Five Sites Every App Startup Should Be Listed On. Where should your new app company be listed? Here are five of the best.

Remember, tweets are a max of 140 characters not counting the @replies.

Here is a great guide to creating great tweets.

Thing Four: Schedule Blog Posts – One Per Weekday

Once the e-book and six articles are ready, place them in your CRM (customer relationship software). Most companies use WordPress (we use Hubspot).

The beauty of scheduling online content is you can get a lot of it done well in advance. For example, you can create all of the July content in June. That way you schedule the blog posts as well as the social media (mentioned later) and then essentially forget about it (sort of).

Schedule the first post on Monday, the second on Tuesday, etc. You’ve created five, so you should have one for each day of the week. This is a great way to do it because your content weeks get a “theme”.

Thing Five: Schedule Tweets

We use Hubspot for our CRM at Reputation X. It enables us to do quite a few cool things, one is to schedule social media. Other solutions work very well for scheduling social media too, the best ones are probably HootSuite and Buffer. Below is an image of what the Hubspot Social Publishing view looks like.


Scheduling social media is pretty similar across platforms. I won’t get into the specifics of each platform, but will say there should be a schedule. Due to the nature of Twitter, it gets a lot of repetition. Other channels don’t.


Tweet one of the messages each day. Make sure each is unique and contains different hash tags. Repeat the five tweets the following week. Once per weekday, with other different hash tags. Do the same for two more weeks. This way you use the same five tweets repeatedly but with different hashtags to connect different similar interests. Schedule these in advance of course so you only have to set it up once.


Share the blog post on LinkedIn. When you post it Hubspot will do this for you. Post to LinkedIn only once.


Same rules as LinkedIn. Of course there are many tweaks you could make for each platform, and they’re worth doing, but this guide is supposed to be simple.

Paid Stuff: Target Persona A with a LinkedIn Sponsored Post

One of the articles you created was for LinkedIn specifically. This is a Sponsored Post. You have to pay to play, but you can target Eddie very specifically. When you set up the targeting for the post you will see options like those below:

You should have the following items from the Eddie persona readily available:

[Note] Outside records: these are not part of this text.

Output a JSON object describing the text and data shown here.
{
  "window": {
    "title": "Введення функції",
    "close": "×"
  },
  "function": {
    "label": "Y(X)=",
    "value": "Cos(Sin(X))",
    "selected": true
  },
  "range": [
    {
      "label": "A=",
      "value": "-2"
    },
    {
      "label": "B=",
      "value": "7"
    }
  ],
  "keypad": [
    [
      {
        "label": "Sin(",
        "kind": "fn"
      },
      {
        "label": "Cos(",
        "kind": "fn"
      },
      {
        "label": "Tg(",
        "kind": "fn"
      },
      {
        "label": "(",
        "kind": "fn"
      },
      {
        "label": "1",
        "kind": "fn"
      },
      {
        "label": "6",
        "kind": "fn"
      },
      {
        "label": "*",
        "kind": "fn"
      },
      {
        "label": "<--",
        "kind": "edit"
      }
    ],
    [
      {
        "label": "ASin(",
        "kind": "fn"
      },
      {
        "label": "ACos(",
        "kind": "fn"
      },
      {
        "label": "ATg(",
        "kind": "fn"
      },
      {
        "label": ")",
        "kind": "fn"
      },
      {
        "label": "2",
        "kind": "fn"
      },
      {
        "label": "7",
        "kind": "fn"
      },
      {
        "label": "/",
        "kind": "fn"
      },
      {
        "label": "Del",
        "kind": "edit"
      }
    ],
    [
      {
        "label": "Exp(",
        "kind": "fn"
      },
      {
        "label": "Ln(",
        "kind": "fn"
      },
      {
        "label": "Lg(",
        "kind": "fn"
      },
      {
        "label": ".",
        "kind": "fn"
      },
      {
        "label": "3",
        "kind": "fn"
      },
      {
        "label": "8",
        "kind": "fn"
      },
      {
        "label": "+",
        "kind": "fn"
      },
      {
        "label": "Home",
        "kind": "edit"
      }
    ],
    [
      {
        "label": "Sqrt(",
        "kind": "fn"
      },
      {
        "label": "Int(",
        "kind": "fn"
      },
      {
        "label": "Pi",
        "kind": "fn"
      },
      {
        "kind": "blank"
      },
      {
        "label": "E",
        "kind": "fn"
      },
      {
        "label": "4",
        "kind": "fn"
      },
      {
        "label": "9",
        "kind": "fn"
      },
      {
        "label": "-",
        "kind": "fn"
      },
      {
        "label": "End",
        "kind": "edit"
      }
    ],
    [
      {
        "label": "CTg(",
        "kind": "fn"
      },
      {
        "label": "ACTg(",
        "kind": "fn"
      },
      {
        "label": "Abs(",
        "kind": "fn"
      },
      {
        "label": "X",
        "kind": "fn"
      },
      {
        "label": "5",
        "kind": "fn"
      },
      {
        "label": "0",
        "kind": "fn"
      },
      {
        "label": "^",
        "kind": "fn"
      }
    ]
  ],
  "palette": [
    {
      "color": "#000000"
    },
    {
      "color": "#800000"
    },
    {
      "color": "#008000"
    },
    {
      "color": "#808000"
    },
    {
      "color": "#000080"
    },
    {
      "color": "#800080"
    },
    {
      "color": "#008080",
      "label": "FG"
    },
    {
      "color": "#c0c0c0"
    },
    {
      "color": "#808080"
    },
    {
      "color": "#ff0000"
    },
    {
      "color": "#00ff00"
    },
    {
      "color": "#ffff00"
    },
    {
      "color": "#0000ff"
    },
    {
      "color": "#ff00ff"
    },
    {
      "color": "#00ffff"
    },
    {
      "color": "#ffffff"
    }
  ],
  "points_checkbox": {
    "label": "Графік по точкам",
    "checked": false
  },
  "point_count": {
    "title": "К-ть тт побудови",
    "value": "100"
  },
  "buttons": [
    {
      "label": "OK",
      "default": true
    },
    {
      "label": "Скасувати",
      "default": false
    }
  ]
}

  • Job Title
  • Industry
  • Company Size
  • LinkedIn Groups

For a detailed walk-through of how to setup a LinkedIn campaign see this link.

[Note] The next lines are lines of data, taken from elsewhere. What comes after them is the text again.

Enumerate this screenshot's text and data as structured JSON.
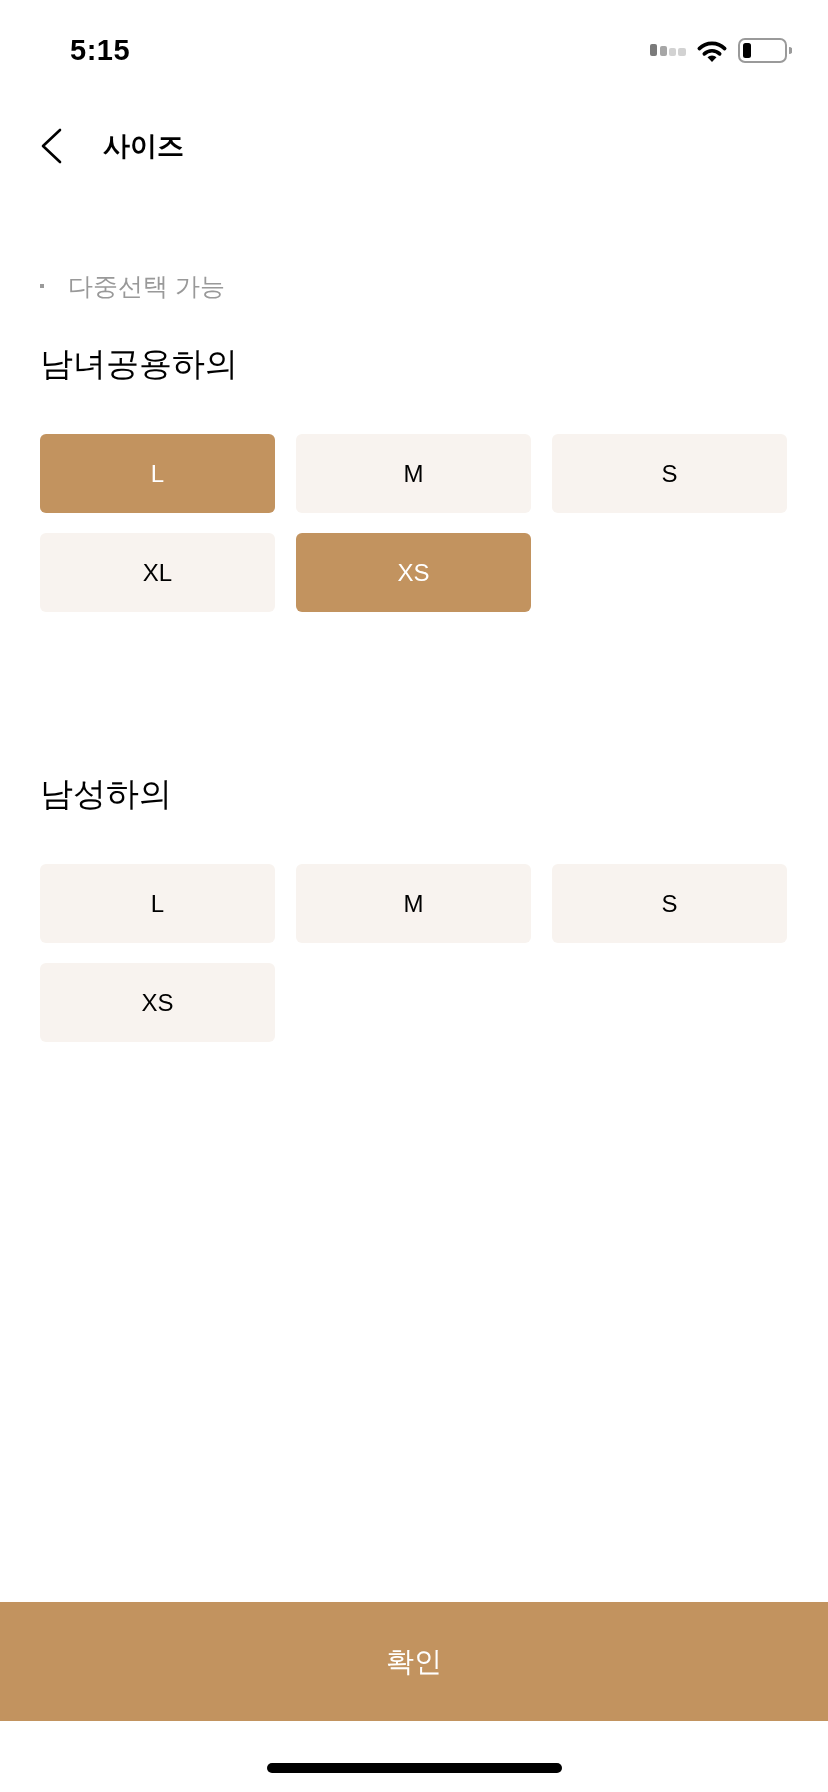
{
  "status_bar": {
    "time": "5:15"
  },
  "header": {
    "title": "사이즈"
  },
  "note": "다중선택 가능",
  "sections": [
    {
      "title": "남녀공용하의",
      "options": [
        {
          "label": "L",
          "selected": true
        },
        {
          "label": "M",
          "selected": false
        },
        {
          "label": "S",
          "selected": false
        },
        {
          "label": "XL",
          "selected": false
        },
        {
          "label": "XS",
          "selected": true
        }
      ]
    },
    {
      "title": "남성하의",
      "options": [
        {
          "label": "L",
          "selected": false
        },
        {
          "label": "M",
          "selected": false
        },
        {
          "label": "S",
          "selected": false
        },
        {
          "label": "XS",
          "selected": false
        }
      ]
    }
  ],
  "confirm_button": "확인"
}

Get Creative: Other Types of Online Content

There are more kinds of online content to support your downloadable long-form content than blog posts. Here are a few ideas:

Opinion Post Lists
White Papers Surveys
Videos Resources
Cartoons Quotes
Illustrations Polls
Summaries of Books Image Pin Boards
Tool Reviews Photos
Give-Aways Research
Webinars Press Releases
How-To Guides News (Company)
Glossaries Newsletters
InfoGraphics White Papers
Interviews Tools
Slides Case Studies

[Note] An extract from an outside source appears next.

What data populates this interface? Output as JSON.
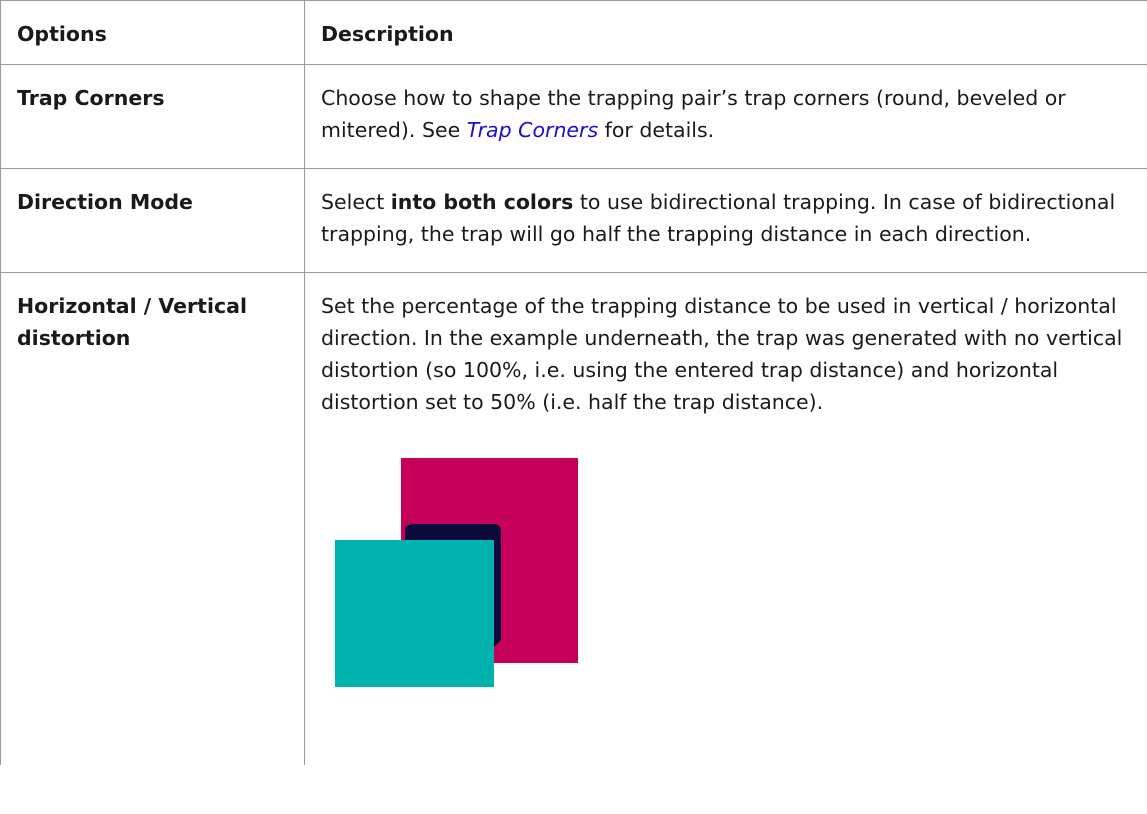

That’s It!

This plan should get you started. Do the above once a week if you can, or at least once per month.

Once you’re off and running you can add to it, tweak it, delve into analytics, CRO (conversion rate optimization), SEO (search engine optimization), influencer outreach, clickbait headlines, and much more. But at least you’ll be started!